Other golden finds include literally hours of unreleased Elliott Smith tracks that easily top anything off his last three albums and rival the eloquence and poetics of his classic Either/Or. The Elliott Smith material may be found at www.elliottsmithbsides.com.
On the downside, music blogs are considered to be similar to peer-to-peer networks (Napster, Limewire, et al.), and their users have been successfully sued by the Recording Industry Association of America (RIAA). The similarity between the two is that artists’ wares are being offered for public consumption and not being paid for their effort; implicating one’s art has been pirated or stolen. A lawsuit was filed on behalf of the RIAA against Napster in 2000 “because it launched a service that enables and facilitates piracy of music on an unprecedented scale.”
The courts found that Napster encouraged and enabled the illegal copying and distribution of copyrighted music. It was also stated that “because Napster itself may not house the infringing recordings does not mean Napster is not guilty of copyright infringement.” Furthermore, “copyright law has long recognized that someone that materially contributes to infringing activity with knowledge of that activity is liable for copyright infringement as if the person did the copying him or herself.”
By the above legal decision, music blogs could be in violation of copyright law, which might explain why many post a disclaimer that all links will be removed upon request. This could even explain why songs leaked from the upcoming Shins album Wincing the Night Away were available for only three hours, after a vigilant eye from the band’s label Sub Pop requested that they be removed.
Of course, a legitimate argument could be made that the existence of music blogs exposes the public to bands they may have never heard. The most memorable musical unearthing for me was a fairly unknown band from Atlanta called Deerhunter. The band, which will release its second full-length, Cryptograms, in early 2007, seamlessly blends the more modern dance elements of latter-day Liars with 154-era Wire to create an entirely spooky, original new sound that proves unforgettable.
Lacking the subtlety and originality of the former, the Midwest’s Times New Viking brilliantly cops every sloppy, inspired, loud guitar move from ‘90s indie rock and injects it with an ample array of smoke and mirrors to convince us that it all begins and ends with their perfect long-player Dig Yr Self.
Ears fried and eager for the come down can ease into Sweden’s Jose Gonzalez, who, besides writing his own great songs, performs the two best cover versions of the year with his take on Joy Division’s “Love Will Tear Us Apart” and a surprisingly emotive rendering of dance goddess Kylie Minogue’s “Hand On My Heart.” Gonzalez’s vocals are plain, yet resonate with a genuineness that rings warmly against the audible vibrations of guitar strings on wood.

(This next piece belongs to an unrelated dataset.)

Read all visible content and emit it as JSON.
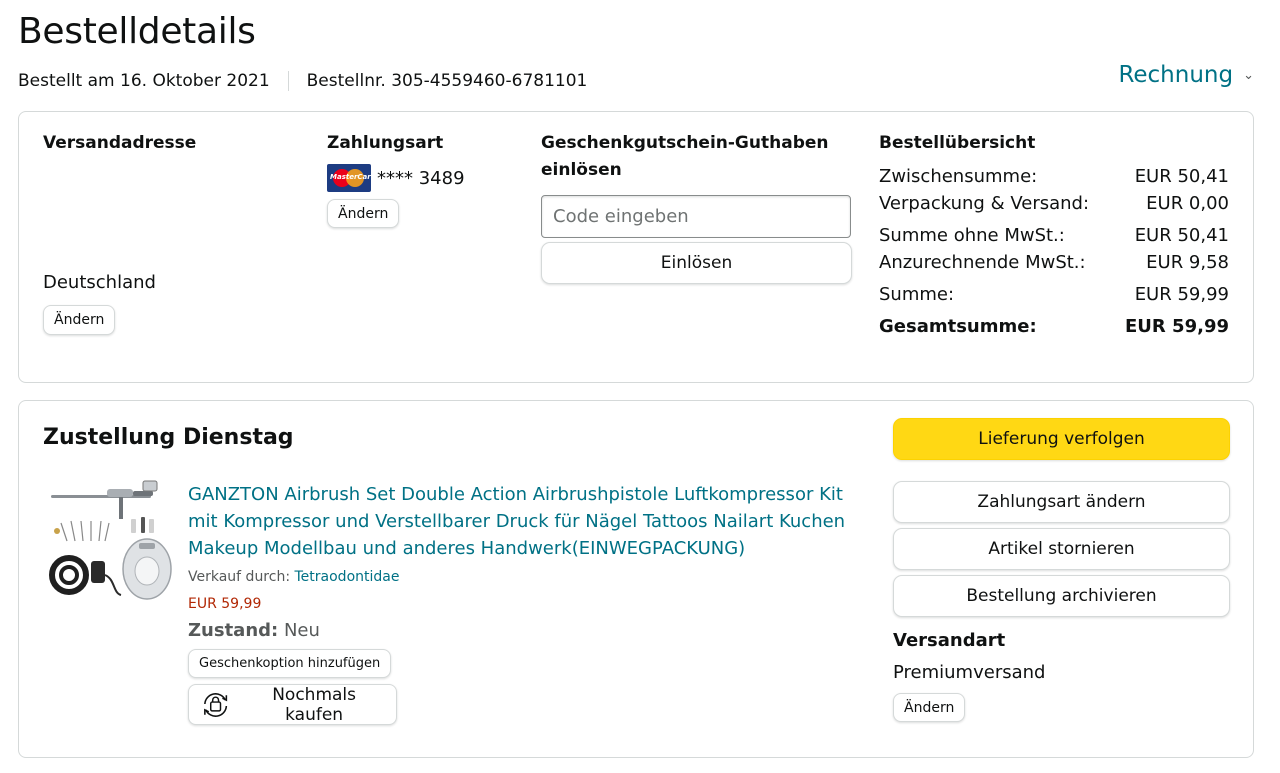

In the name of providing these places for new music, bloggers have attempted to thwart the RIAA from taking legal action by insisting that their links are to sites where readers may simply locate mentioned songs. Blogs also offer links where readers may purchase songs or albums from online retailers such as Amazon.com.
And while many record stores are closing up shop, music blogs still offer the personal recommendation that used to make the neighborhood record store a must-visit on a lazy Saturday afternoon.